In December 2020, after an open call and a public vote, Plymouth-based playwright Laura Horton was appointed as Plymouth Laureate of Words 2021-22.
As part of a creative partnership between Literature Works, Plymouth Culture and The Box, Laura will engage with a number of written and performance based commissions presented to her by various organisations across the city. She will also be running a series of public events and working with schools in the city to share the stories at the heart of Plymouth’s communities.
Laura was presented her first commission by the Lord Mayor of Plymouth’s Office in December 2020. She was inspired by an image from 1940 featured in a Plymouth Herald article, which shows Plymouth in the aftermath of one of a series of aerial attacks by the Luftwaffe. Find out more about her creative process and read her short story ‘Roll out Plymouth’ – which responds to the brief: ‘Caring and supporting one another: exploring how the community of Plymouth comes together’ – below.
Laura’s piece reflects the city’s nature of ‘coming together’ at times of adversity, demonstrated eighty years ago when the city was under siege and again in present day, when the city will commemorate the eightieth anniversary of the Blitz in Plymouth, during special events in March and April. Watch this space to find out more about when you might see Laura reading piece.
Laura writes: “When I found this image (scroll to ‘After the bombs, sing song!’) of Plymouth residents singing around a piano in aftermath of an air raid, I knew I wanted to write about it. It encapsulates for me the spirit of togetherness and the power of the arts to create moments of hope when the world feels hopeless.”
Laura will also represent the city at civic events and will be working with schools to create short plays by young people in Plymouth in partnership with Millfields Inspired.
Laura will be blogging about her experience throughout the next two years. We're delighted to share the first blog post from Laura, exploring what the laureateship means to her and her plans for getting involved in the culture of the city.
Hello from your new Laureate of Words...
In the process of buying a small flat for myself – my first home, I’ve been spending time lately trying to figure out what I should take with me, what serves me and what doesn’t. It struck me as I sifted through my bookshelves that I’ve gone through much the same process with other parts over the last year; considering which chapters I wanted to keep working on and which I could end with a full stop.
In pre-pandemic life I found daily distractions but sitting quietly in my own company for longer than I ever had, I couldn’t ignore myself any longer. I had been repressing my creative instincts through fear of failure, disallowing time to think, research and write. As I look back over last year, I realise it was a series of small acts that led me quietly to bigger things. The fragility of everything made me feel like I should be braver.
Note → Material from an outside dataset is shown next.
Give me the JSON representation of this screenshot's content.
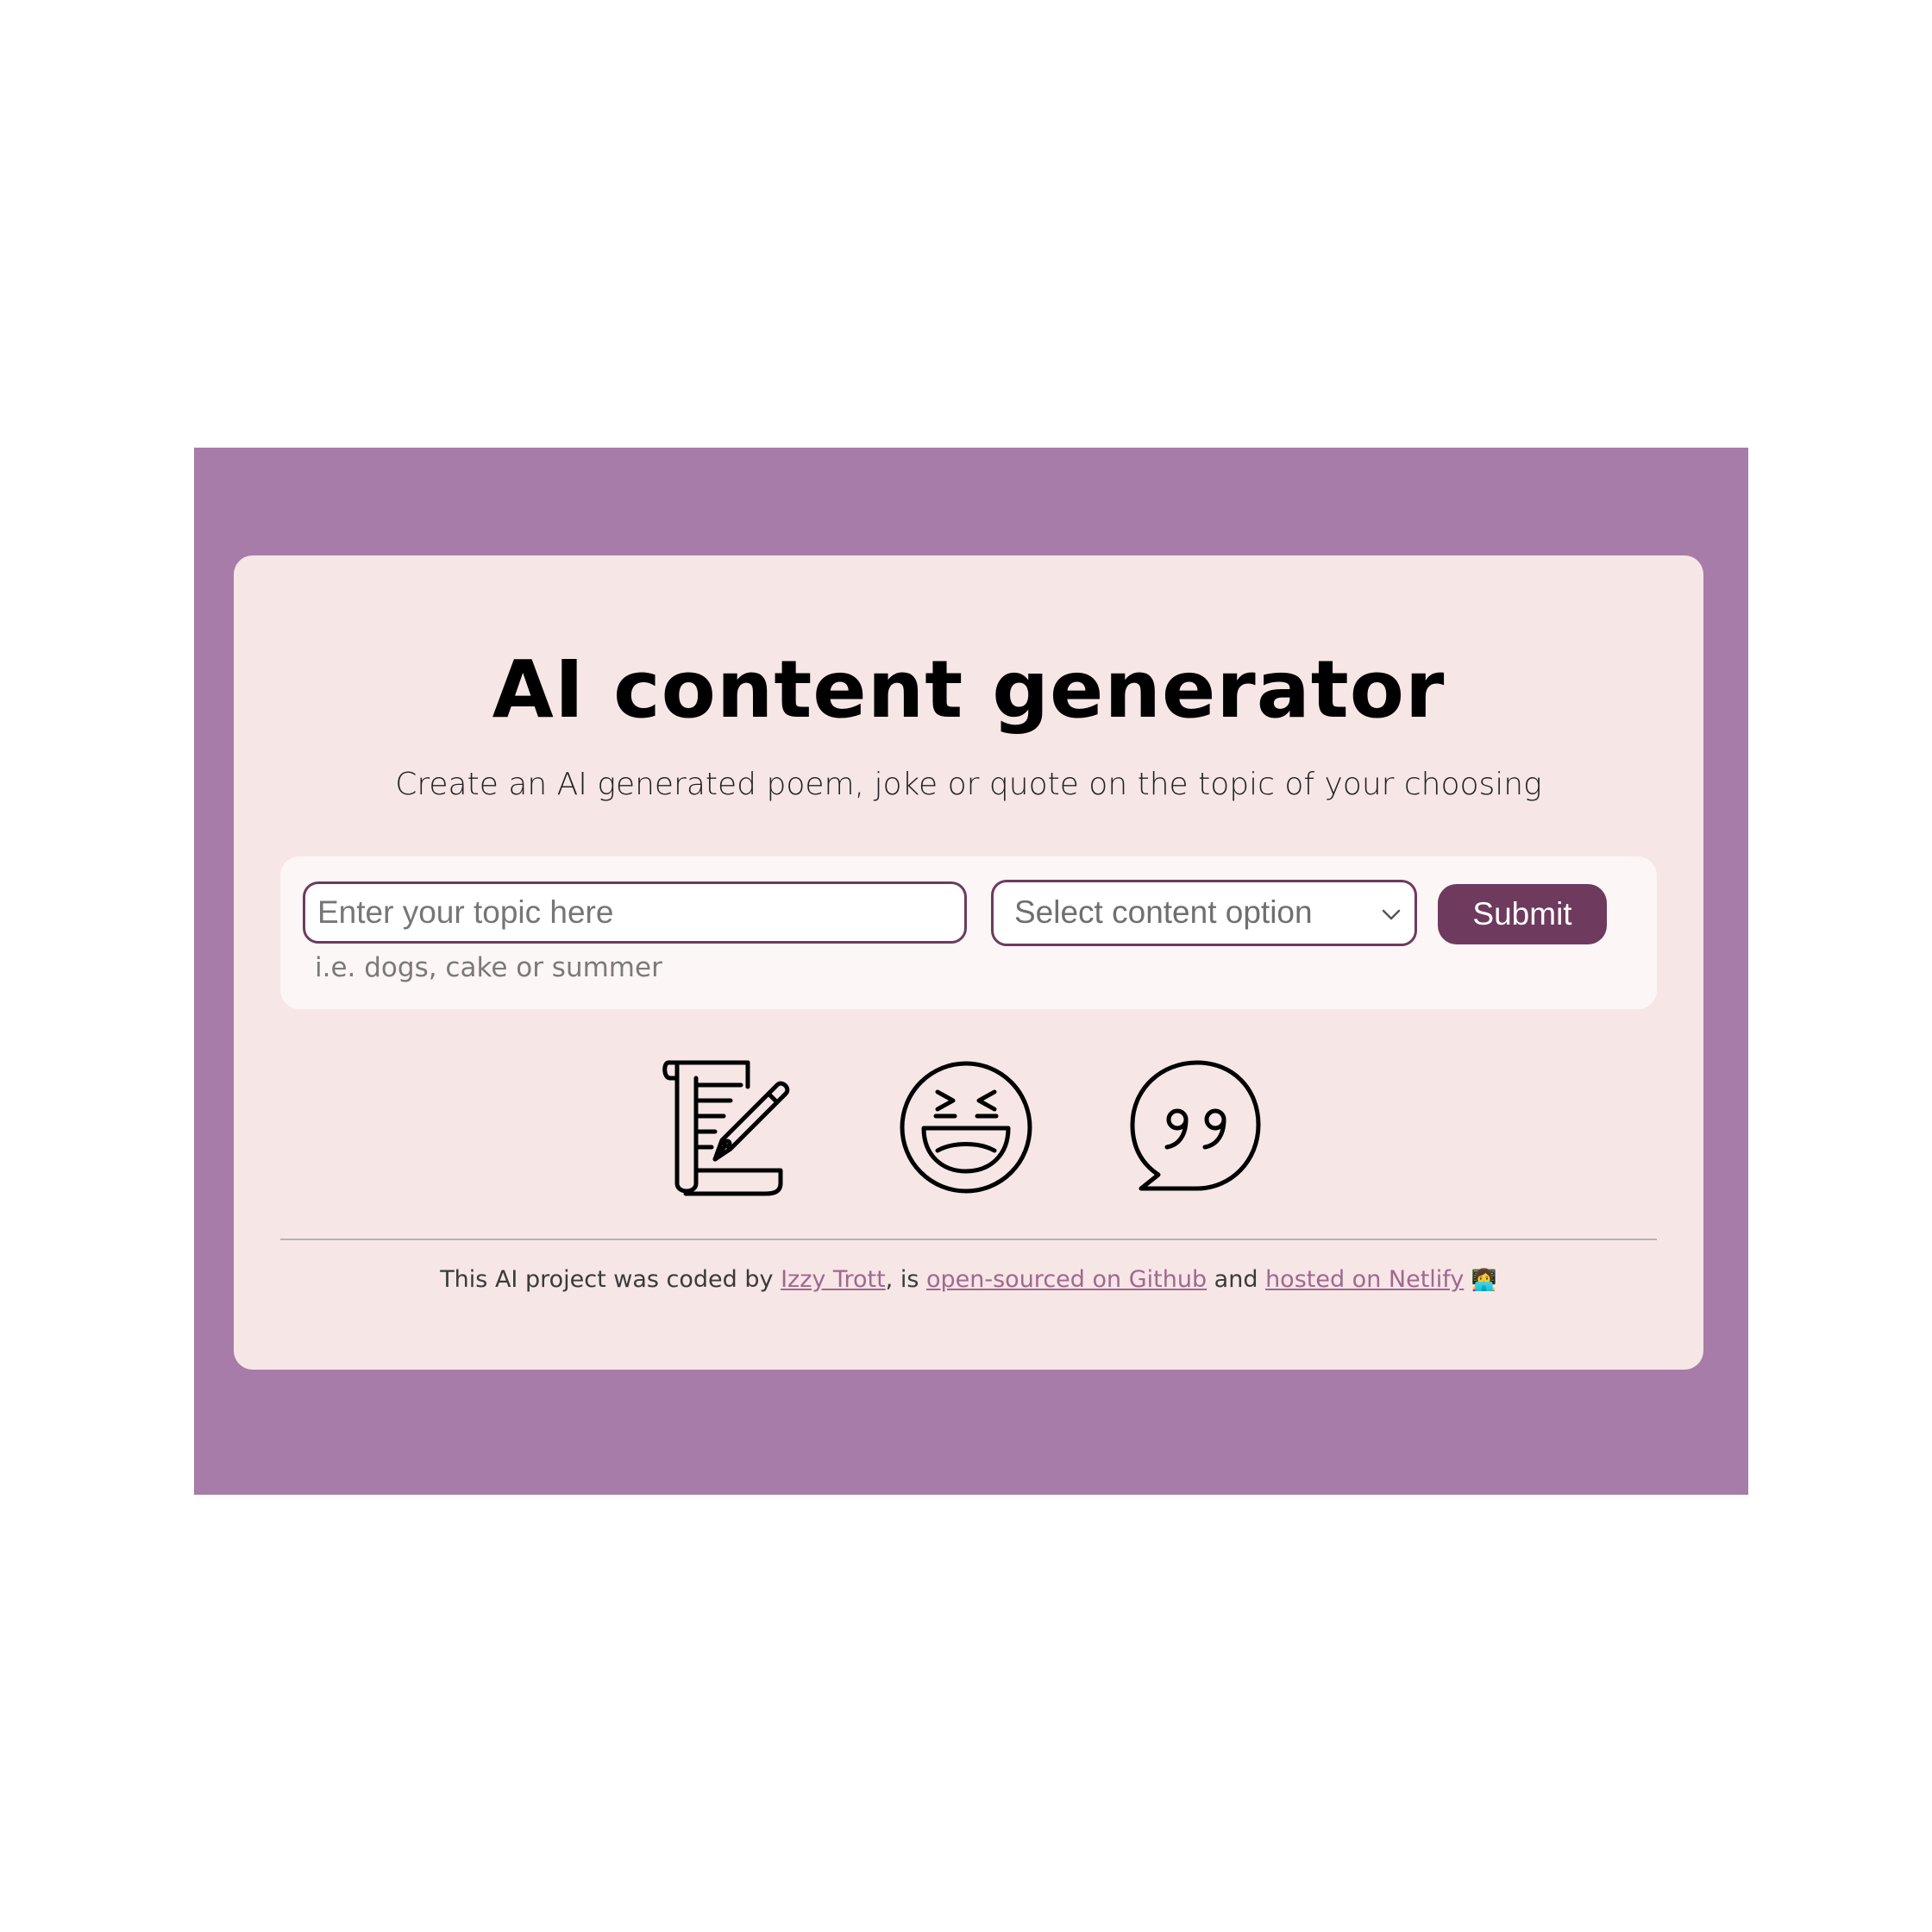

I sent my work out more widely, I said yes to things that scared me, I opened up conversations with agents, artists and producers, I spoke about myself as a writer and crucially, I gave myself more space to create. The domino effect of making changes to my daily routine galvanised me to do more.
When the opportunity to apply for Plymouth Laureate of Words presented itself I very nearly didn’t; I wasn’t sure I’d have a chance and I was wobbling about my capabilities. But I ignored that early instinct, deciding instead to trust myself and just try, that whatever happened putting myself forward was not a mistake. I am so pleased that I did and that I am sitting here writing my first blog post as the first woman and playwright in the position. This new chapter started on 1st January and is the beginning of a two-year position where I’ll be commissioned to write, teach, speak at public events and in schools (whether online or in person) and respond to the city of Plymouth. I’ve already had a number of very energising zoom meetings and exciting ideas for projects in the city.
Like everyone, my life over the last year has ended up being vastly different to what I’d expected. Just getting through has been a huge achievement. What I will take with me into 2021 is a renewed sense that things change so quickly and hope is always around the corner. I’ve been asked to speak to students at my old comprehensive school about where, one day, their journeys might lead, if they follow their dreams. As a shy and under confident pupil I’m thrilled to be able report, it can get better.